Mr. David Stoddart

On a point of order. My right hon. Friend the Leader of the Opposition has made reference to a letter that an hon. Member received from the Prime Minister which stated that grants to local authorities may well be affected by the settlement made. The Minister tended to deny that any pressure had been put on local authorities. As a recipient of that letter, let me make it absolutely clear that the Prime Minister did, in that letter, state quite categorically that the level of grants to local authorities must be a concern of the Government and would be considered. It is therefore absolutely true that the Government have been putting pressure on the employers.

Mr. Speaker

Order. That may or may not be true. It must be true, if the hon. Member says so. But it is not a point of order.

Mr. Harold Wilson

On a point of order—[Interruption.] On a new point of order on the same issue—[Interruption.] Mr. Speaker, you will rule whether I am out of order. In view of the fact that this letter is being referred to and is not generally available to the House, could not we considerably shorten this discussion and proceed with other business if the right hon. Gentleman the Leader of the House would indicate that he will have the letter published in HANSARD or in other ways made available to the House?

Mr. Speaker

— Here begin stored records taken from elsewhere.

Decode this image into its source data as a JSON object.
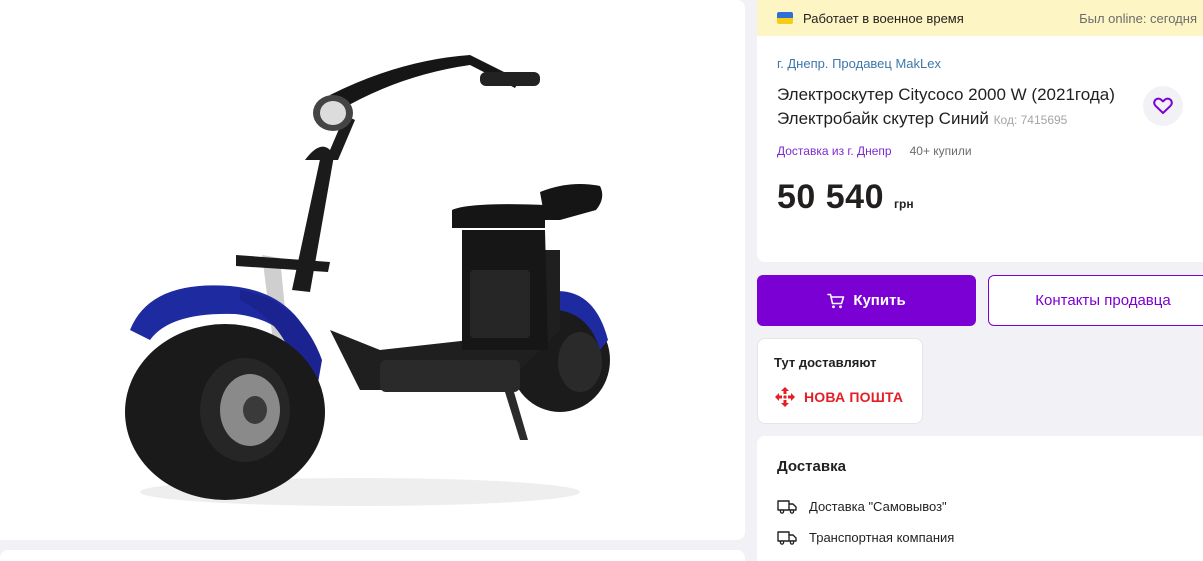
{
  "status_banner": {
    "left_text": "Работает в военное время",
    "right_text": "Был online: сегодня",
    "flag_colors": [
      "#2f6fd6",
      "#f5cd19"
    ]
  },
  "product": {
    "breadcrumb": "г. Днепр. Продавец MakLex",
    "title": "Электроскутер Citycoco 2000 W (2021года) Электробайк скутер Синий",
    "code": "Код: 7415695",
    "delivery_from": "Доставка из г. Днепр",
    "buyers": "40+ купили",
    "price": "50 540",
    "currency": "грн",
    "image_icon": "electric-scooter-photo"
  },
  "actions": {
    "buy_label": "Купить",
    "contacts_label": "Контакты продавца",
    "accent_color": "#7b00d3"
  },
  "delivery_here": {
    "title": "Тут доставляют",
    "carrier": "НОВА ПОШТА",
    "carrier_color": "#e41e26"
  },
  "delivery": {
    "title": "Доставка",
    "options": [
      {
        "label": "Доставка \"Самовывоз\"",
        "icon": "truck-icon"
      },
      {
        "label": "Транспортная компания",
        "icon": "truck-icon"
      }
    ]
  }
}
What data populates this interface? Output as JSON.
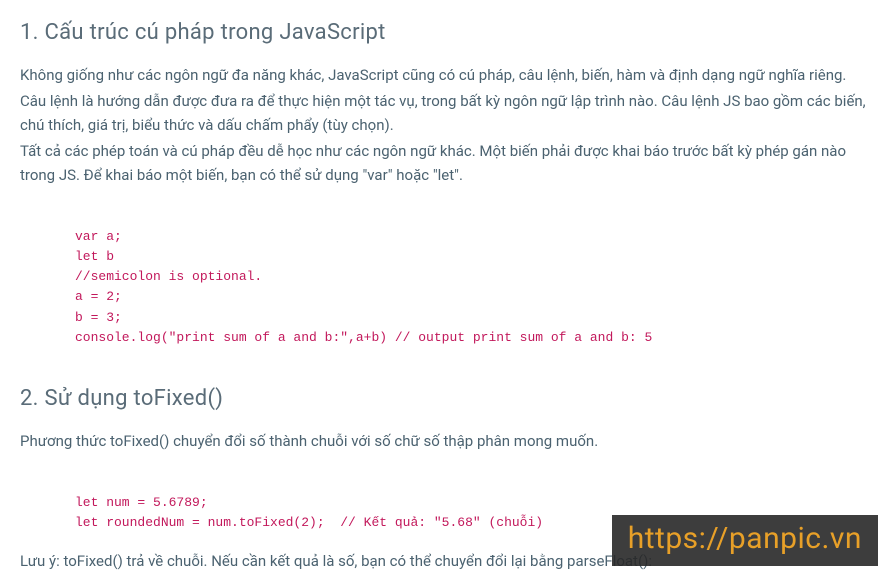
{
  "section1": {
    "heading": "1. Cấu trúc cú pháp trong JavaScript",
    "para1": "Không giống như các ngôn ngữ đa năng khác, JavaScript cũng có cú pháp, câu lệnh, biến, hàm và định dạng ngữ nghĩa riêng.",
    "para2": "Câu lệnh là hướng dẫn được đưa ra để thực hiện một tác vụ, trong bất kỳ ngôn ngữ lập trình nào. Câu lệnh JS bao gồm các biến, chú thích, giá trị, biểu thức và dấu chấm phẩy (tùy chọn).",
    "para3": "Tất cả các phép toán và cú pháp đều dễ học như các ngôn ngữ khác. Một biến phải được khai báo trước bất kỳ phép gán nào trong JS. Để khai báo một biến, bạn có thể sử dụng \"var\" hoặc \"let\".",
    "code": "var a;\nlet b\n//semicolon is optional.\na = 2;\nb = 3;\nconsole.log(\"print sum of a and b:\",a+b) // output print sum of a and b: 5"
  },
  "section2": {
    "heading": "2. Sử dụng toFixed()",
    "para1": "Phương thức toFixed() chuyển đổi số thành chuỗi với số chữ số thập phân mong muốn.",
    "code": "let num = 5.6789;\nlet roundedNum = num.toFixed(2);  // Kết quả: \"5.68\" (chuỗi)",
    "note": "Lưu ý: toFixed() trả về chuỗi. Nếu cần kết quả là số, bạn có thể chuyển đổi lại bằng parseFloat():"
  },
  "watermark": "https://panpic.vn"
}
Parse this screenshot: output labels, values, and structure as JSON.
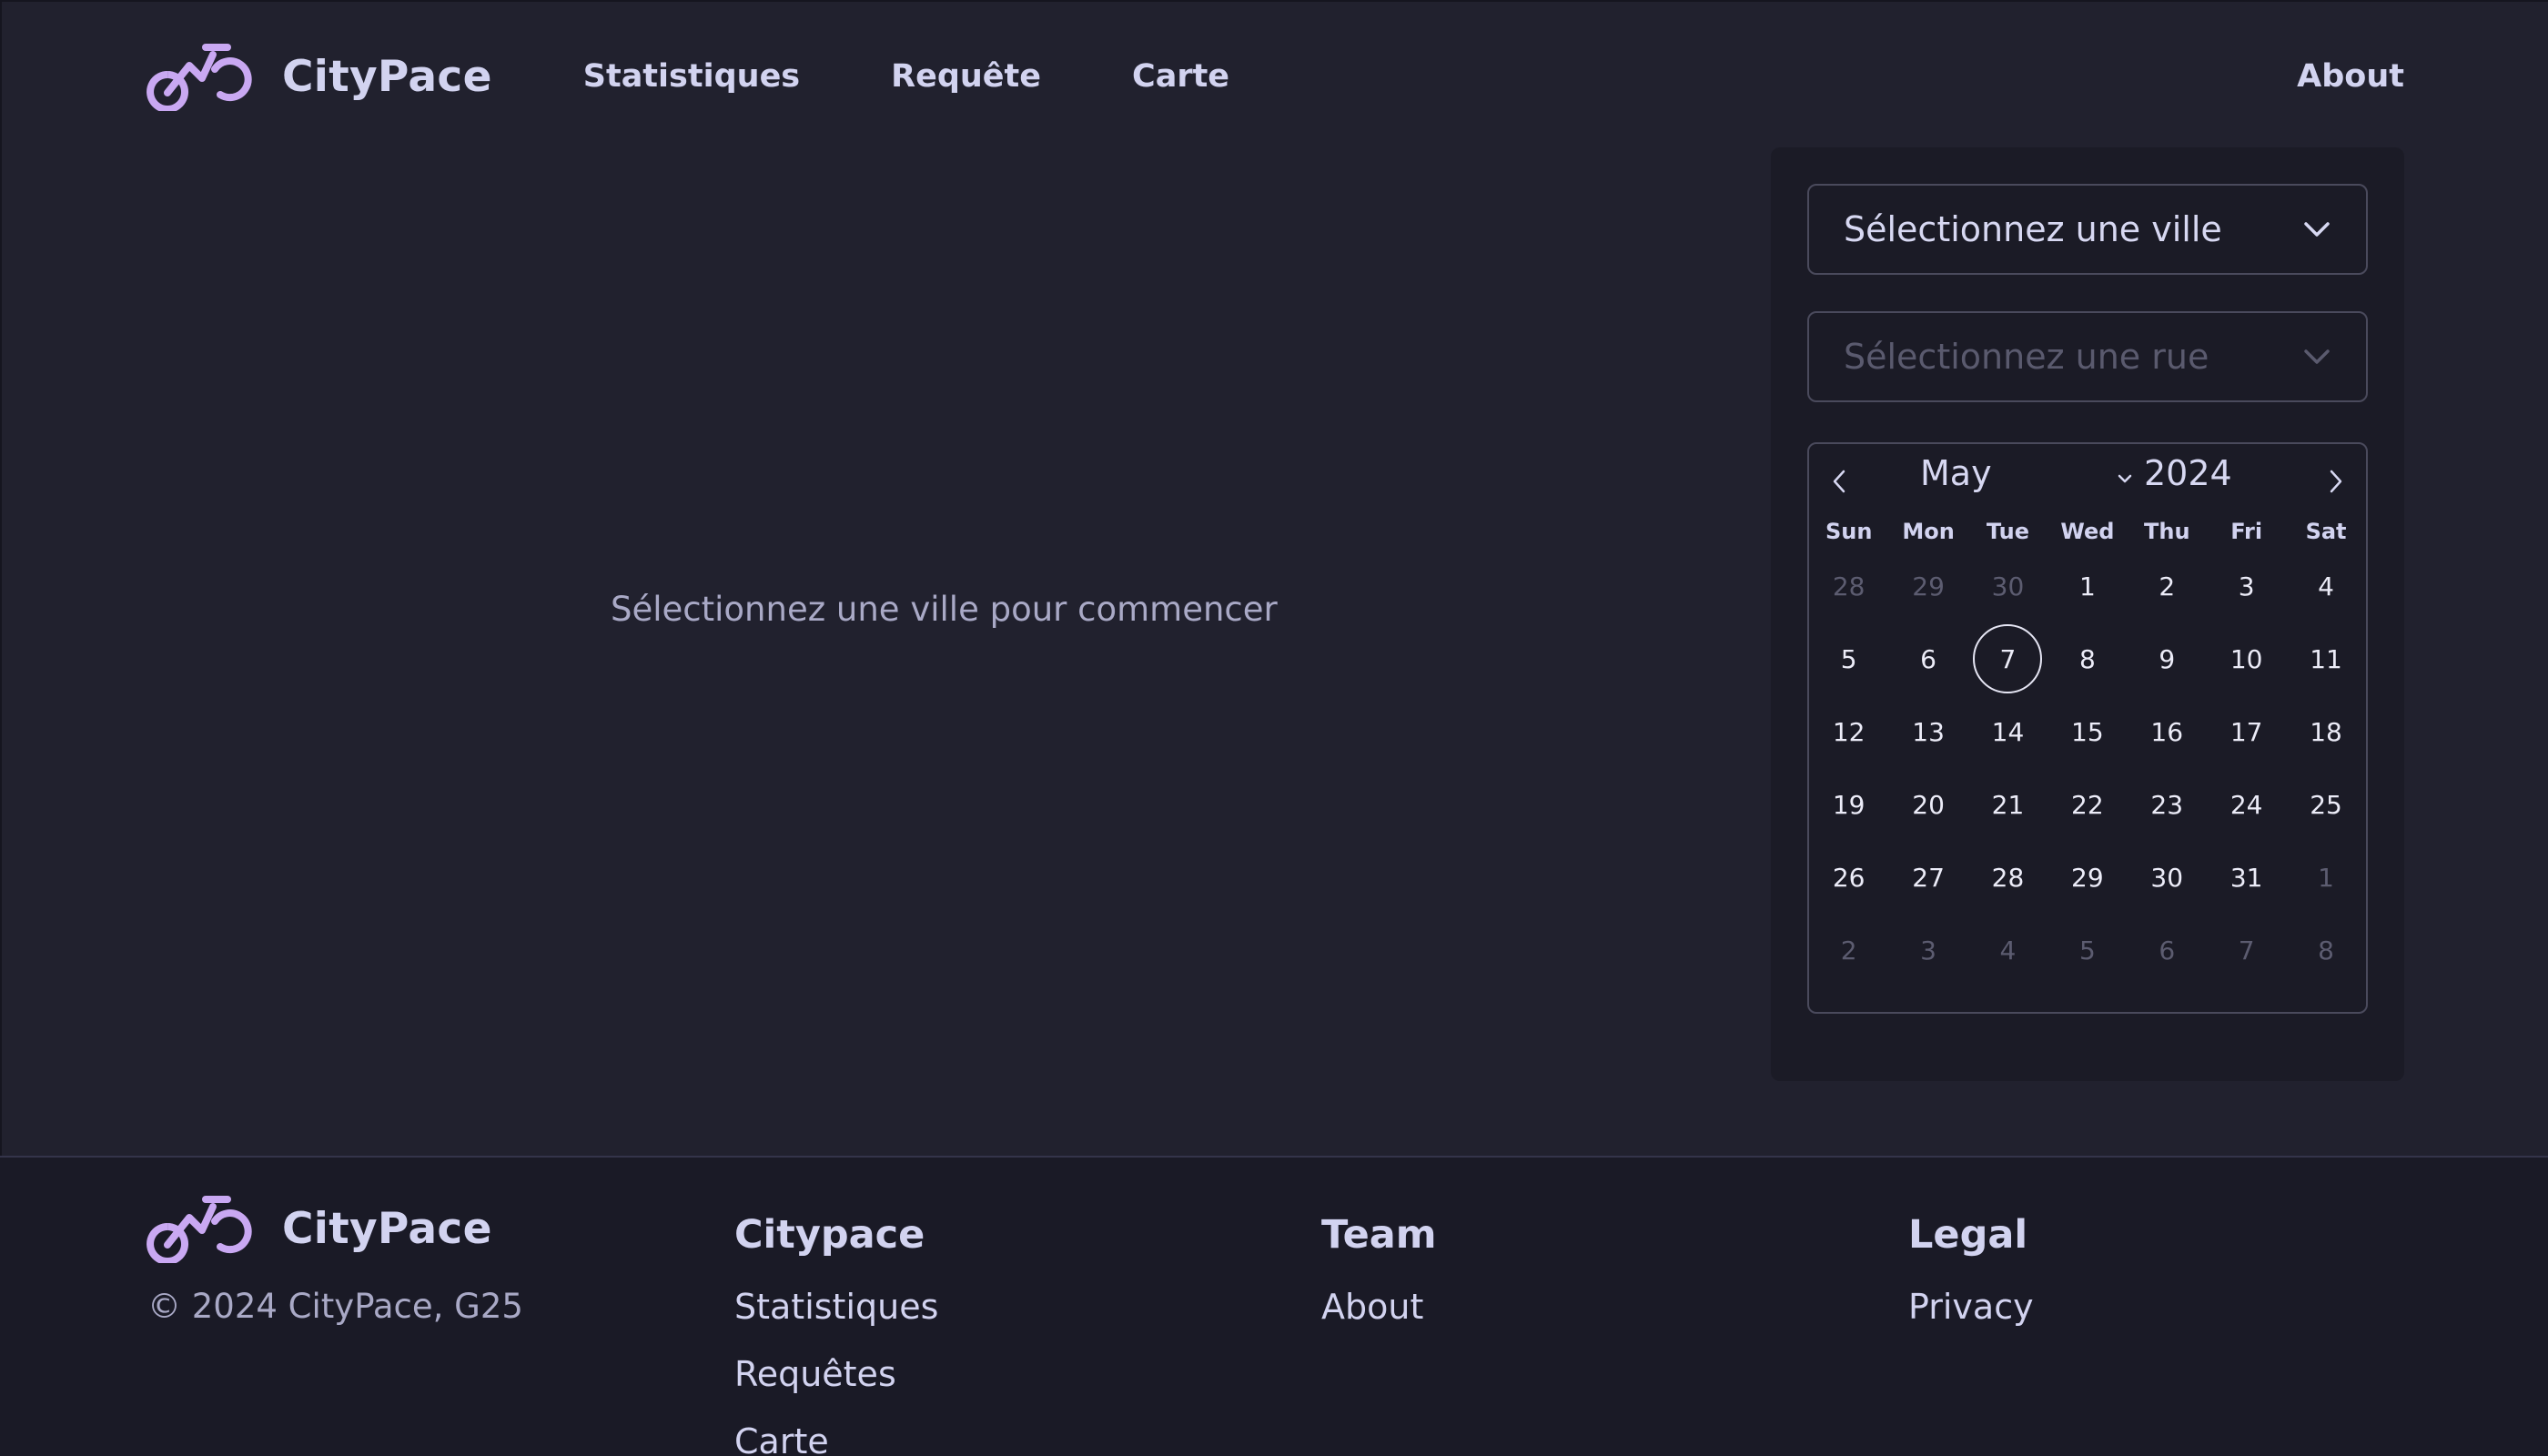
{
  "brand": {
    "name": "CityPace",
    "accent": "#c9a8f2"
  },
  "nav": {
    "items": [
      "Statistiques",
      "Requête",
      "Carte"
    ],
    "about": "About"
  },
  "main": {
    "placeholder": "Sélectionnez une ville pour commencer"
  },
  "filters": {
    "city_select": "Sélectionnez une ville",
    "street_select": "Sélectionnez une rue"
  },
  "calendar": {
    "month": "May",
    "year": "2024",
    "weekdays": [
      "Sun",
      "Mon",
      "Tue",
      "Wed",
      "Thu",
      "Fri",
      "Sat"
    ],
    "selected_day": "7",
    "weeks": [
      [
        {
          "d": "28",
          "muted": true
        },
        {
          "d": "29",
          "muted": true
        },
        {
          "d": "30",
          "muted": true
        },
        {
          "d": "1"
        },
        {
          "d": "2"
        },
        {
          "d": "3"
        },
        {
          "d": "4"
        }
      ],
      [
        {
          "d": "5"
        },
        {
          "d": "6"
        },
        {
          "d": "7",
          "selected": true
        },
        {
          "d": "8"
        },
        {
          "d": "9"
        },
        {
          "d": "10"
        },
        {
          "d": "11"
        }
      ],
      [
        {
          "d": "12"
        },
        {
          "d": "13"
        },
        {
          "d": "14"
        },
        {
          "d": "15"
        },
        {
          "d": "16"
        },
        {
          "d": "17"
        },
        {
          "d": "18"
        }
      ],
      [
        {
          "d": "19"
        },
        {
          "d": "20"
        },
        {
          "d": "21"
        },
        {
          "d": "22"
        },
        {
          "d": "23"
        },
        {
          "d": "24"
        },
        {
          "d": "25"
        }
      ],
      [
        {
          "d": "26"
        },
        {
          "d": "27"
        },
        {
          "d": "28"
        },
        {
          "d": "29"
        },
        {
          "d": "30"
        },
        {
          "d": "31"
        },
        {
          "d": "1",
          "muted": true
        }
      ],
      [
        {
          "d": "2",
          "muted": true
        },
        {
          "d": "3",
          "muted": true
        },
        {
          "d": "4",
          "muted": true
        },
        {
          "d": "5",
          "muted": true
        },
        {
          "d": "6",
          "muted": true
        },
        {
          "d": "7",
          "muted": true
        },
        {
          "d": "8",
          "muted": true
        }
      ]
    ]
  },
  "footer": {
    "brand": "CityPace",
    "copyright": "© 2024 CityPace, G25",
    "columns": [
      {
        "title": "Citypace",
        "links": [
          "Statistiques",
          "Requêtes",
          "Carte"
        ]
      },
      {
        "title": "Team",
        "links": [
          "About"
        ]
      },
      {
        "title": "Legal",
        "links": [
          "Privacy"
        ]
      }
    ]
  }
}
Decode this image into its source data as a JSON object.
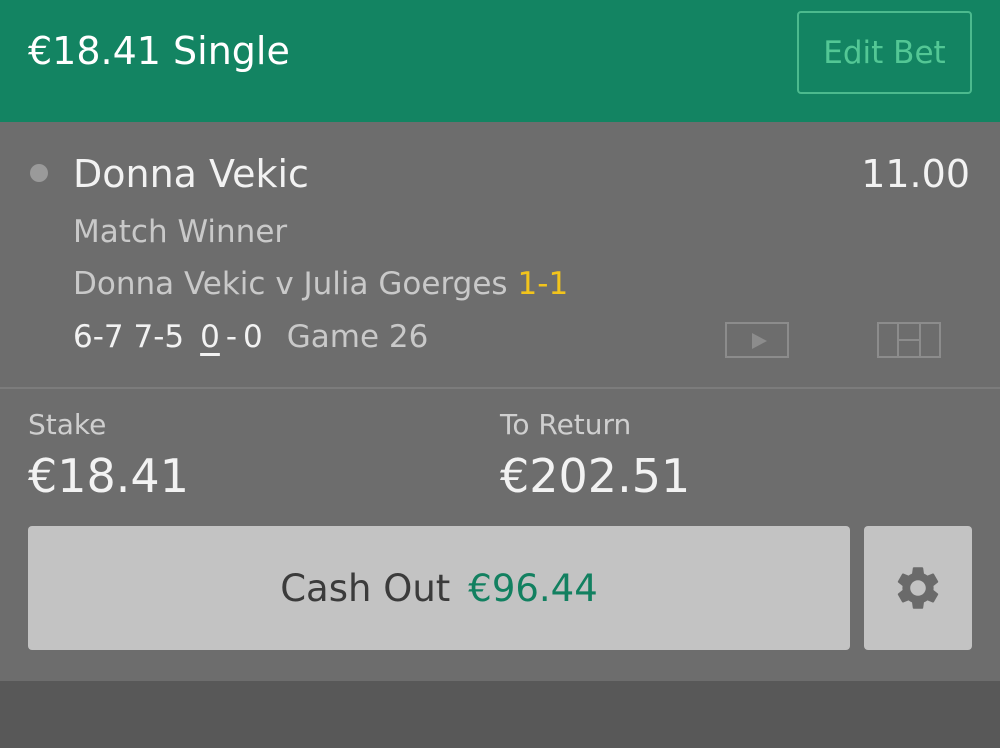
{
  "header": {
    "title": "€18.41 Single",
    "edit_label": "Edit Bet"
  },
  "selection": {
    "name": "Donna Vekic",
    "odds": "11.00",
    "market": "Match Winner",
    "event": "Donna Vekic v Julia Goerges",
    "set_score": "1-1",
    "score": {
      "sets": "6-7 7-5",
      "home_game": "0",
      "separator": "-",
      "away_game": "0",
      "game": "Game 26"
    },
    "icons": [
      "play-video-icon",
      "scoreboard-grid-icon"
    ]
  },
  "stake": {
    "stake_label": "Stake",
    "stake_value": "€18.41",
    "return_label": "To Return",
    "return_value": "€202.51"
  },
  "cashout": {
    "label": "Cash Out",
    "amount": "€96.44",
    "settings_icon": "gear-icon"
  },
  "colors": {
    "header_bg": "#138462",
    "accent_green": "#53c795",
    "cashout_amount": "#128060",
    "set_score_yellow": "#f2c41c",
    "panel_bg": "#6d6d6d"
  }
}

That is not a point of order for me. It is a matter between the right hon. Gentleman the Leader of the Opposition and the right hon. Gentlemen on the Government Front Bench.

Mr. Tom Boardman

Is it not the case that any increase awarded that is not matched by equal productivity can only be at the expense of the ratepayers, many of whom are worse off than those on whose behalf the claim is being made? Is it not the duty of local authorities to pay no less regard to ratepayers than to their employees?

Mr. Carr

Yes, Sir. It is true that the burden of this increase, or any increase that has to be paid, will have to be borne to a large extent on the rates. Local authorities have made that clear. I expect that I am not the only hon. Member of the House who heard in one connection this morning that there had been an 8d. increase in the rates.

Mr. Harold Walker

Can the Minister say by what statutory authority the Government undertook to indemnify local authorities against legal action? Is not this an unwarranted intervention? Will he also recognise that a fundamental difference between his policy and that of his predecessors lies in the new doctrine that he has enunciated in respect of prices, namely, that market forces will determine price levels? Ought not that to apply to the price of labour as much as to the price of anything else?

Mr. Carr

I do not believe that the question raised by the hon. Gentleman arises under the Private Notice Question to which I am addressing myself. It is a matter for one of my right hon. Friends.

Mr. Speaker

Order. We must move on.